You can forget an afternoon of free-flowing drinks and bowls of warm nuts and the cabin can often be filled by people you wouldn’t normally hang around with, but for a daytime flight into Asia, Scoot Plus can be a perfectly decent option for many people. Once in Singapore, you can transfer into a real business class cabin for your longer connecting trip or spend the savings on one of Singapore’s many over-priced five-star hotels.

Not quite lie-flat seats in AirAsia X business class

Not quite flat… but not bad either. Image: The Points Guy

Malaysia’s AirAsia X offers a slightly improved version of business class lite on their A330 flights from KL to Perth, Melbourne, and Sydney. Thai AirAsia X also flies between Bangkok Suvarnabhumi and Sydney using the same aircraft type and offering the same product. The smaller 12-person cabin in a 2-2-2 configuration is immediately more appealing, and the ticket includes a complimentary meal and drink, plus a 40 kg luggage allowance.

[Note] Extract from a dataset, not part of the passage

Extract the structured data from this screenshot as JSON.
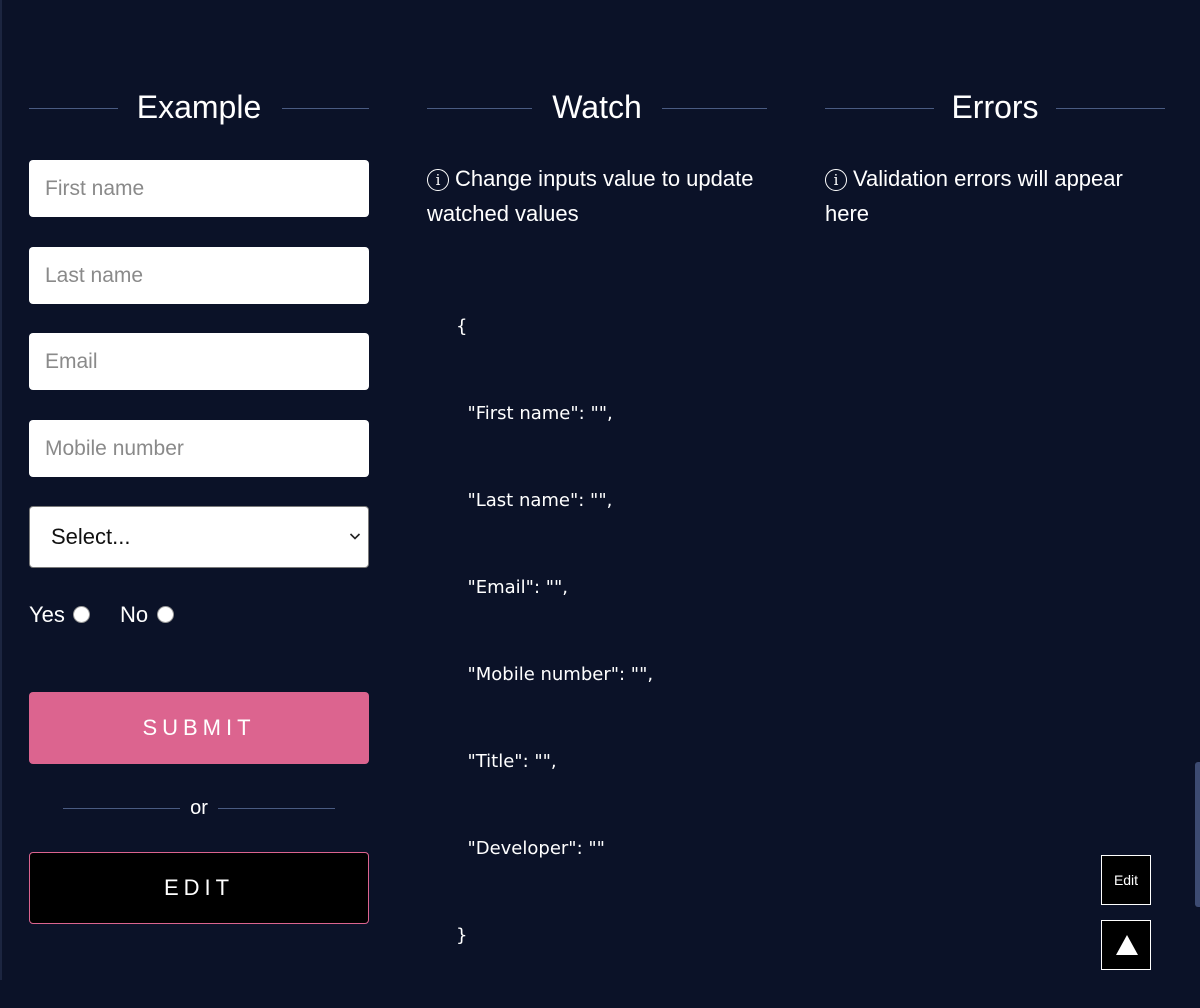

The seats also extend out flat, but at a 165˚ angle, so it’s angle-flat rather than lie flat — a big upgrade on the Scoot seat. However, you do notice the angle when you are trying to sleep at night and are slowly sliding down the seat. Instead, many passengers put their seat into a cradle position to sleep. AirAsia X’s premium cabin beats economy on a full-service airline and is usually around the same price.

No drinks, but an otherwise solid offering in Batik Air business class

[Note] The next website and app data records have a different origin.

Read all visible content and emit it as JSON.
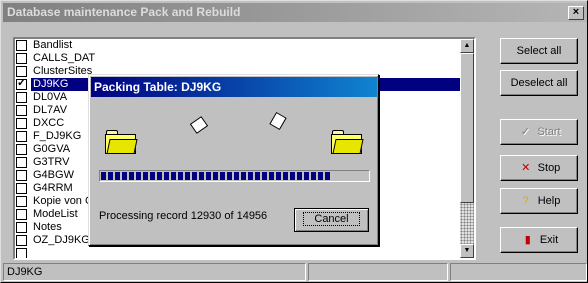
{
  "window": {
    "title": "Database maintenance Pack and Rebuild",
    "close_glyph": "×"
  },
  "list": {
    "items": [
      {
        "label": "Bandlist",
        "checked": false,
        "selected": false
      },
      {
        "label": "CALLS_DAT",
        "checked": false,
        "selected": false
      },
      {
        "label": "ClusterSites",
        "checked": false,
        "selected": false
      },
      {
        "label": "DJ9KG",
        "checked": true,
        "selected": true
      },
      {
        "label": "DL0VA",
        "checked": false,
        "selected": false
      },
      {
        "label": "DL7AV",
        "checked": false,
        "selected": false
      },
      {
        "label": "DXCC",
        "checked": false,
        "selected": false
      },
      {
        "label": "F_DJ9KG",
        "checked": false,
        "selected": false
      },
      {
        "label": "G0GVA",
        "checked": false,
        "selected": false
      },
      {
        "label": "G3TRV",
        "checked": false,
        "selected": false
      },
      {
        "label": "G4BGW",
        "checked": false,
        "selected": false
      },
      {
        "label": "G4RRM",
        "checked": false,
        "selected": false
      },
      {
        "label": "Kopie von G",
        "checked": false,
        "selected": false
      },
      {
        "label": "ModeList",
        "checked": false,
        "selected": false
      },
      {
        "label": "Notes",
        "checked": false,
        "selected": false
      },
      {
        "label": "OZ_DJ9KG",
        "checked": false,
        "selected": false
      },
      {
        "label": "",
        "checked": false,
        "selected": false
      }
    ],
    "scroll_up_glyph": "▲",
    "scroll_down_glyph": "▼"
  },
  "buttons": {
    "select_all": "Select all",
    "deselect_all": "Deselect all",
    "start": "Start",
    "stop": "Stop",
    "help": "Help",
    "exit": "Exit",
    "start_icon": "✓",
    "stop_icon": "✕",
    "help_icon": "?",
    "exit_icon": "▮"
  },
  "status": {
    "text": "DJ9KG"
  },
  "dialog": {
    "title": "Packing Table: DJ9KG",
    "progress_fraction": 0.8645,
    "processing_text": "Processing record 12930 of 14956",
    "cancel_label": "Cancel"
  },
  "colors": {
    "selection": "#000080",
    "progress": "#000080",
    "stop_icon": "#c00000",
    "help_icon": "#d4b000",
    "exit_icon": "#c00000"
  }
}
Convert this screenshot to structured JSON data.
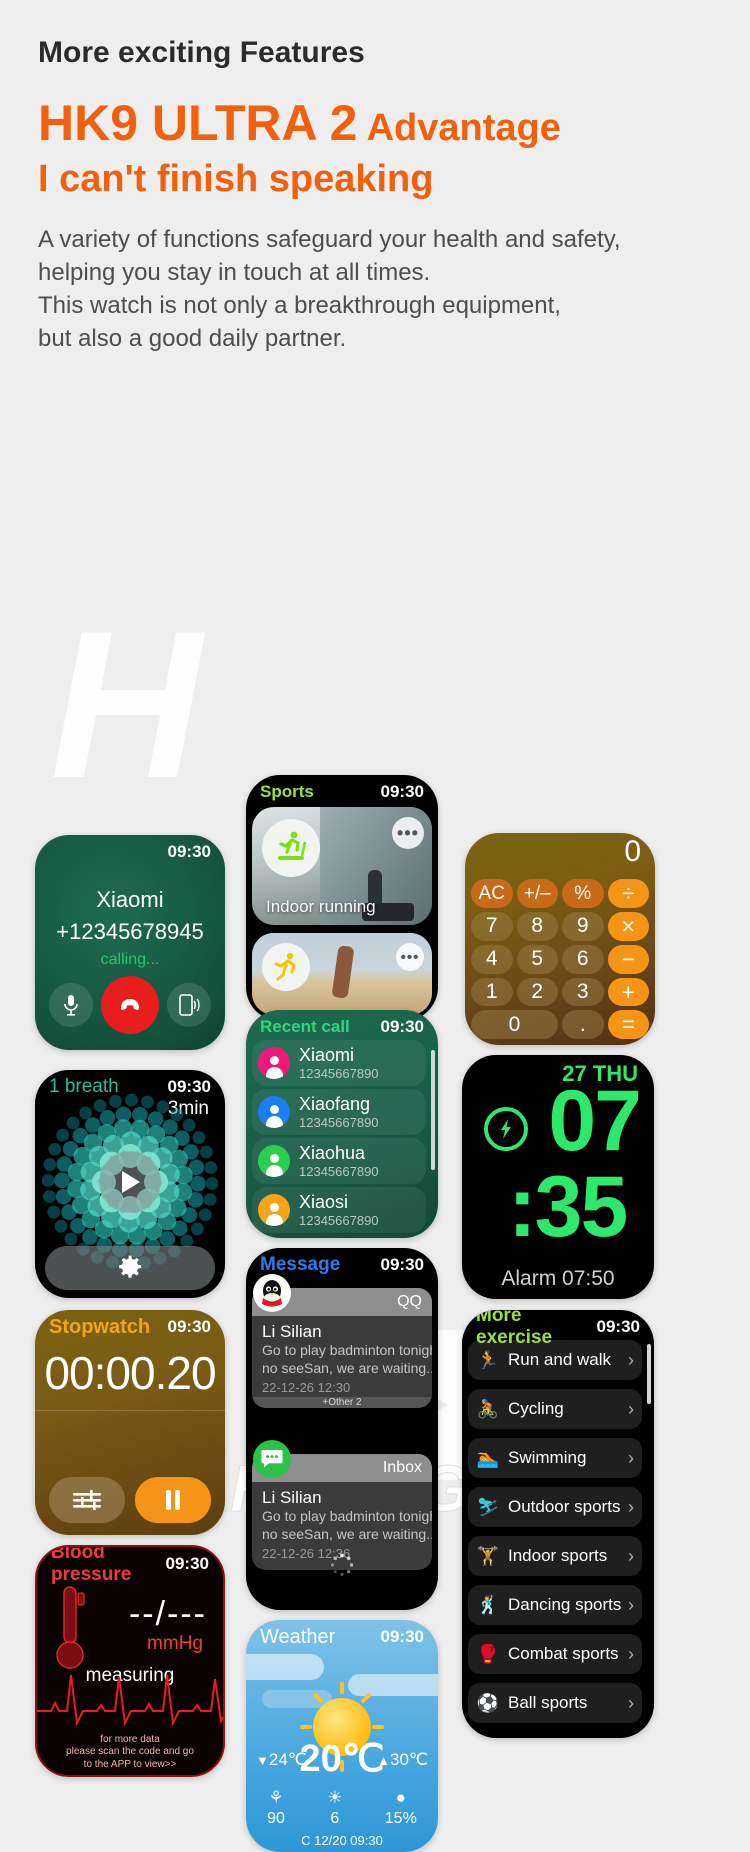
{
  "header": {
    "eyebrow": "More exciting Features",
    "title_strong": "HK9 ULTRA 2",
    "title_rest": " Advantage",
    "subtitle": "I can't finish speaking",
    "desc_line1": "A variety of functions safeguard your health and safety,",
    "desc_line2": "helping you stay in touch at all times.",
    "desc_line3": "This watch is not only a breakthrough equipment,",
    "desc_line4": "but also a good daily partner.",
    "accent": "#f2600c"
  },
  "watermark": {
    "mark": "H",
    "brand": "HUAHONG"
  },
  "calling": {
    "time": "09:30",
    "name": "Xiaomi",
    "number": "+12345678945",
    "state": "calling...",
    "mute_icon": "microphone-icon",
    "hangup_icon": "phone-hangup-icon",
    "speaker_icon": "speaker-phone-icon"
  },
  "sports": {
    "title": "Sports",
    "time": "09:30",
    "cards": [
      {
        "label": "Indoor running",
        "icon": "treadmill-runner-icon",
        "more": "•••"
      },
      {
        "label": "",
        "icon": "outdoor-runner-icon",
        "more": "•••"
      }
    ]
  },
  "calculator": {
    "display": "0",
    "keys": [
      {
        "label": "AC",
        "kind": "fn"
      },
      {
        "label": "+/–",
        "kind": "fn"
      },
      {
        "label": "%",
        "kind": "fn"
      },
      {
        "label": "÷",
        "kind": "op"
      },
      {
        "label": "7",
        "kind": "num"
      },
      {
        "label": "8",
        "kind": "num"
      },
      {
        "label": "9",
        "kind": "num"
      },
      {
        "label": "×",
        "kind": "op"
      },
      {
        "label": "4",
        "kind": "num"
      },
      {
        "label": "5",
        "kind": "num"
      },
      {
        "label": "6",
        "kind": "num"
      },
      {
        "label": "−",
        "kind": "op"
      },
      {
        "label": "1",
        "kind": "num"
      },
      {
        "label": "2",
        "kind": "num"
      },
      {
        "label": "3",
        "kind": "num"
      },
      {
        "label": "+",
        "kind": "op"
      },
      {
        "label": "0",
        "kind": "num wide"
      },
      {
        "label": ".",
        "kind": "num"
      },
      {
        "label": "=",
        "kind": "op"
      }
    ]
  },
  "breath": {
    "title": "1 breath",
    "time": "09:30",
    "duration": "3min",
    "play_icon": "play-icon",
    "gear_icon": "gear-icon"
  },
  "recent_call": {
    "title": "Recent call",
    "time": "09:30",
    "contacts": [
      {
        "name": "Xiaomi",
        "number": "12345667890",
        "color": "#f0187a"
      },
      {
        "name": "Xiaofang",
        "number": "12345667890",
        "color": "#1b7ef2"
      },
      {
        "name": "Xiaohua",
        "number": "12345667890",
        "color": "#2bd14e"
      },
      {
        "name": "Xiaosi",
        "number": "12345667890",
        "color": "#f5a31b"
      }
    ]
  },
  "clock": {
    "date": "27 THU",
    "hour": "07",
    "minute": ":35",
    "alarm": "Alarm 07:50",
    "charge_icon": "lightning-bolt-icon",
    "color": "#2ee86b"
  },
  "stopwatch": {
    "title": "Stopwatch",
    "time": "09:30",
    "value": "00:00.20",
    "lap_icon": "lap-icon",
    "pause_icon": "pause-icon"
  },
  "message": {
    "title": "Message",
    "time": "09:30",
    "threads": [
      {
        "app": "QQ",
        "app_icon": "qq-penguin-icon",
        "from": "Li Silian",
        "line1": "Go to play badminton tonight,",
        "line2": "no seeSan, we are waiting...",
        "date": "22-12-26  12:30",
        "other": "+Other 2"
      },
      {
        "app": "Inbox",
        "app_icon": "sms-bubble-icon",
        "from": "Li Silian",
        "line1": "Go to play badminton tonight,",
        "line2": "no seeSan, we are waiting...",
        "date": "22-12-26  12:36",
        "other": ""
      }
    ],
    "loading_icon": "spinner-icon"
  },
  "more_exercise": {
    "title": "More exercise",
    "time": "09:30",
    "items": [
      {
        "label": "Run and walk",
        "icon": "runner-icon",
        "color": "#e8e20f"
      },
      {
        "label": "Cycling",
        "icon": "cyclist-icon",
        "color": "#f59518"
      },
      {
        "label": "Swimming",
        "icon": "swimmer-icon",
        "color": "#f5c518"
      },
      {
        "label": "Outdoor sports",
        "icon": "outdoor-sports-icon",
        "color": "#34c7e8"
      },
      {
        "label": "Indoor sports",
        "icon": "indoor-sports-icon",
        "color": "#f5a318"
      },
      {
        "label": "Dancing sports",
        "icon": "dancer-icon",
        "color": "#e8e20f"
      },
      {
        "label": "Combat sports",
        "icon": "boxer-icon",
        "color": "#2bd14e"
      },
      {
        "label": "Ball sports",
        "icon": "ball-sports-icon",
        "color": "#e8e20f"
      }
    ],
    "chevron": "›"
  },
  "blood_pressure": {
    "title": "Blood pressure",
    "time": "09:30",
    "value": "--/---",
    "unit": "mmHg",
    "status": "measuring",
    "note_line1": "for more data",
    "note_line2": "please scan the code and go",
    "note_line3": "to the APP to view>>",
    "thermo_icon": "thermometer-icon",
    "ecg_icon": "ecg-waveform-icon"
  },
  "weather": {
    "title": "Weather",
    "time": "09:30",
    "temp": "20℃",
    "low": "24℃",
    "high": "30℃",
    "low_arrow": "▼",
    "high_arrow": "▲",
    "sun_icon": "sun-icon",
    "stats": [
      {
        "icon": "wind-icon",
        "glyph": "⚘",
        "value": "90"
      },
      {
        "icon": "uv-icon",
        "glyph": "☀",
        "value": "6"
      },
      {
        "icon": "humidity-icon",
        "glyph": "●",
        "value": "15%"
      }
    ],
    "footer": "C  12/20  09:30"
  }
}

Batik Air operates narrowbody B737-800s between KL and Bali to Sydney, Melbourne, Brisbane and Perth. It also flies between Perth and Jakarta and Perth and Adelaide. Batik business class; think three rows of recliners in a 2-2 layout, just like you get on a Qantas B737.

RELATED: Qantas Business Class Seats — Everything You Need To Know

Think Qantas domestic business class without the lounges and wine (Batik doesn’t service alcohol) but superior recline and legroom. Throw in generally pleasant in-flight service and meals along with highly competitive fares, and Batik Air business class can be a sound alternative to economy class on mainstream airlines to and from Asia.

VietJet raises the ‘business class lite’ bar

It’s hard not to be aware of VietJet and its bright orange A330s, which fly from Ho Chi Minh to Sydney, Brisbane, Perth, and Melbourne. Flights between Hanoi, Melbourne, and Sydney will also start in June. Like AirAsia X, the VietJet A330s offer a 12-person SkyBoss business class cabin with a 2-2-2 configuration and angle flat seats. One reason for the similarity is that these are former AirAsia X aircraft.

VietJet is a carrier to watch in the coming decade. Image: Delicious

But VietJet channels a little more of the full-service experience than AirAsia X, with a fruit offering and warm handtowels before take-off, two meals on the Australia – Vietnam sector with a choice of meals with sides with some effort put into the presentation, a broad range of drinks, including alcohol, amenity kit, pillow, and blanket.

VietJet is no Qatar Airways, but it is a really solid product for its price point if you can forego stuff like inflight entertainment, power ports, lounges, and WiFi.

Decent seat but not much else on T’way Air

South Korean low-cost carrier T’way Air also flies an A330 between Seoul and Sydney and has a two-row business class cabin just like AirAsia X. This is because most of T’way’s A330 also come from that airline (AirAsia X had a near-death financial experience during Covid and had to offload a lot of planes).

T’way leaves a bit more to be desired… but it’s still worth taking a look at. Image: Mainly Miles

But T’way business class is a more parsimonious experience than VietJet or Batik. Like Scoot and AirAsia X, it’s one complimentary meal and drink, a 20kg luggage allowance, and the not-quite lie-flat seat. Everything else requires payment. Compared to the Southeast Asian cabin crews, T’way’s cabin crews can be aloof to the point of rudeness. But you don’t fly business class lite for the charming cabin crew.

These airlines strip business class back to the basics – a decent seat, a quieter cabin, and more personal space. It’s what full-service airlines used to call business class in 1995. However, given the highly competitive fares, these airlines remain a good alternative for passengers who want comfort with all the 2024 full-service business class frills.